Aldo Conterno Cicala Barolo 2016
The vineyard “Cicala” [meaning: balm-cricket] is about 45-50 years old and its vines are replanted from time to time. The main variety of Nebbiolo is Lampia and its rootstock is Rupestris du Lot. Harvest is done manually, with grapes selected in the vineyard.
Critical AcclaimAll Vintages
A really exotic red, showing burnt orange-peel to the dried-strawberry, chocolate-powder and light toasted-oak character. It’s full-bodied and chewy, yet ever so polished. A wild wine.
The Poderi Aldo Conterno 2016 Barolo Bussia Cicala offers a ripe fruit profile with layers of menthol and medicinal herb. The finish is beautiful, long and chalky, and you don't get as much alcohol in the Cicala (compared to Romirasco). The fruit is dried and streamlined, and this wine does show good promise for aging. The tannins are beautiful, coating your teeth and palate with no bitter edge.
Alluring aromas and flavors of cherry and raspberry are deftly accented by balsamic notes of eucalyptus, juniper and sage. Sandalwood, iron and tobacco elements chime in as this finishes long and firm. Best from 2023 through 2045.
The story of Poderi Aldo Conterno, one of the elite, historic Barolo producers, is a tale of great passion for winemaking that winds back across generations and crosses international borders. While the Langhe Rosso, Chardonnay “Bussiador”, Barbera d’Alba “Conca Tre Pile” and Nebbiolo “Favot” represent a nod to modern winemaking techniques, the Barolo wines remain firmly in the traditionalist camp, aged in large Slavonian-oak botte before bottling. Only indigenous yeasts and traditional fermenting techniques are used. These are clean, polished and ethereal wines of great elegance that are guaranteed to offer years of sublime drinking while being terrific collector’s items.
Over the past decade, the estate has worked hard to ensure their place among the pantheon of hallowed Barolo producers, decreasing production by well over 50% through extreme triage in the vineyards: their harvest teams threatened mutiny at first over bunches that would normally have been harvested but that Conterno knew would be better to cut early to favor optimal development in the remaining bunches. The results of this rigorous approach have already been noticed and highly praised by the international press. The wines are remarkably approachable, characterized by particularly sweet fruit in their youth, as well as spice and vanilla notes. These are clean, polished and ethereal wines of great elegance that are guaranteed to offer years of sublime drinking while being terrific collector’s items. lity.

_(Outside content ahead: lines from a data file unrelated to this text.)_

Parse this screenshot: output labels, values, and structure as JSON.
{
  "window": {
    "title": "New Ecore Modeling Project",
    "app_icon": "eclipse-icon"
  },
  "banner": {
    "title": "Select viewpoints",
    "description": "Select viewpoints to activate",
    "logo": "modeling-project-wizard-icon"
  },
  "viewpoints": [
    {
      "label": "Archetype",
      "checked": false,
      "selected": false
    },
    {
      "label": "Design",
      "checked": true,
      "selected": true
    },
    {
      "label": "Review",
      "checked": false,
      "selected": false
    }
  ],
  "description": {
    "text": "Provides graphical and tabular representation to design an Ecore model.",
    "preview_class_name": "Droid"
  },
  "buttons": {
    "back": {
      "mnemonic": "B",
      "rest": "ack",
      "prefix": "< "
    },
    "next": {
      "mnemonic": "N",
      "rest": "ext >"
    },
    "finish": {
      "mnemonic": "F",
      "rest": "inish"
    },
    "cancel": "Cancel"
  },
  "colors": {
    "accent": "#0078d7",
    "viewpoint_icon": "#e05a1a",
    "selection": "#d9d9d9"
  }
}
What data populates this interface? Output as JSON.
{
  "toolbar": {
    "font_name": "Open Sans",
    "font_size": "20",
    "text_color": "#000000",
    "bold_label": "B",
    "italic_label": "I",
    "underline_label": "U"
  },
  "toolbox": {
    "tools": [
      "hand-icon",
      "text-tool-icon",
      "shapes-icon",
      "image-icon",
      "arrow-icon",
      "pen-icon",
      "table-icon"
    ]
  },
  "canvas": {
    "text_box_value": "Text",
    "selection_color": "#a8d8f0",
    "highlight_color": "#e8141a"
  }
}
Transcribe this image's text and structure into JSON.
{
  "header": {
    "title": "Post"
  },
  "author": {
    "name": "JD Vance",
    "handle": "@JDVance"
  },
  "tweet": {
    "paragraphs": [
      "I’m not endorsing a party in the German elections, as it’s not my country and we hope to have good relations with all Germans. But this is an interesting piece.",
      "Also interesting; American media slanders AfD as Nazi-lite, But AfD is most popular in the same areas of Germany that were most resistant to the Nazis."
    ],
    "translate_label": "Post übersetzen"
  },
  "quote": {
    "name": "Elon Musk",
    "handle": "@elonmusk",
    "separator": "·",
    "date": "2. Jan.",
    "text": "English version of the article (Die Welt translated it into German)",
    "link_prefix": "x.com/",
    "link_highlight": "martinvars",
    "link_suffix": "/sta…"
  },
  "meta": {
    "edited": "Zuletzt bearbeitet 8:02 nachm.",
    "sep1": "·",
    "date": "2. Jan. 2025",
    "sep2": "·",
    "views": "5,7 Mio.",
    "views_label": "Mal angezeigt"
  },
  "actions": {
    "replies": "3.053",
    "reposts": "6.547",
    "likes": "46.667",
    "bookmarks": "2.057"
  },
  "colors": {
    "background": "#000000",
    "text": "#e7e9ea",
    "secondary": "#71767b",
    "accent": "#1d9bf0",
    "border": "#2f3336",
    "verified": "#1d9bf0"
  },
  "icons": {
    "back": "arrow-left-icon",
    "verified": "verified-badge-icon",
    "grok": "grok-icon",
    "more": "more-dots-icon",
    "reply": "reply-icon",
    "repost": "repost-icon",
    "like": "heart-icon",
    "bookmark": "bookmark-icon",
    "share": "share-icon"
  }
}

The center of the production of the world’s most exclusive and age-worthy red wines made from Nebbiolo, the Barolo wine region includes five core townships: La Morra, Monforte d’Alba, Serralunga d’Alba, Castiglione Falletto and the Barolo village itself, as well as a few outlying villages. The landscape of Barolo, characterized by prominent and castle-topped hills, is full of history and romance centered on the Nebbiolo grape. Its wines, with the signature “tar and roses” aromas, have a deceptively light garnet color but full presence on the palate and plenty of tannins and acidity. In a well-made Barolo wine, one can expect to find complexity and good evolution with notes of, for example, strawberry, cherry, plum, leather, truffle, anise, fresh and dried herbs, tobacco and violets.
There are two predominant soil types here, which distinguish Barolo from the lesser surrounding areas. Compact and fertile Tortonian sandy marls define the vineyards farthest west and at higher elevations. Typically the Barolo wines coming from this side, from La Morra and Barolo, can be approachable relatively early on in their evolution and represent the “feminine” side of Barolo, often closer in style to Barbaresco with elegant perfume and fresh fruit.
On the eastern side of the Barolo wine region, Helvetian soils of compressed sandstone and chalks are less fertile, producing wines with intense body, power and structured tannins. This more “masculine” style comes from Monforte d’Alba and Serralunga d’Alba. The township of Castiglione Falletto covers a spine with both soil types.
The best Barolo wines need 10-15 years before they are ready to drink, and can further age for several decades.
Responsible for some of the most elegant and age-worthy wines in the world, Nebbiolo, named for the ubiquitous autumnal fog (called nebbia in Italian), is the star variety of northern Italy’s Piedmont region. Grown throughout the area, as well as in the neighboring Valle d’Aosta and Valtellina, it reaches its highest potential in the Piedmontese villages of Barolo, Barbaresco and Roero. Outside of Italy, growers are still very much in the experimentation stage but some success has been achieved in parts of California. Somm Secret—If you’re new to Nebbiolo, start with a charming, wallet-friendly, early-drinking Langhe Nebbiolo or Nebbiolo d'Alba.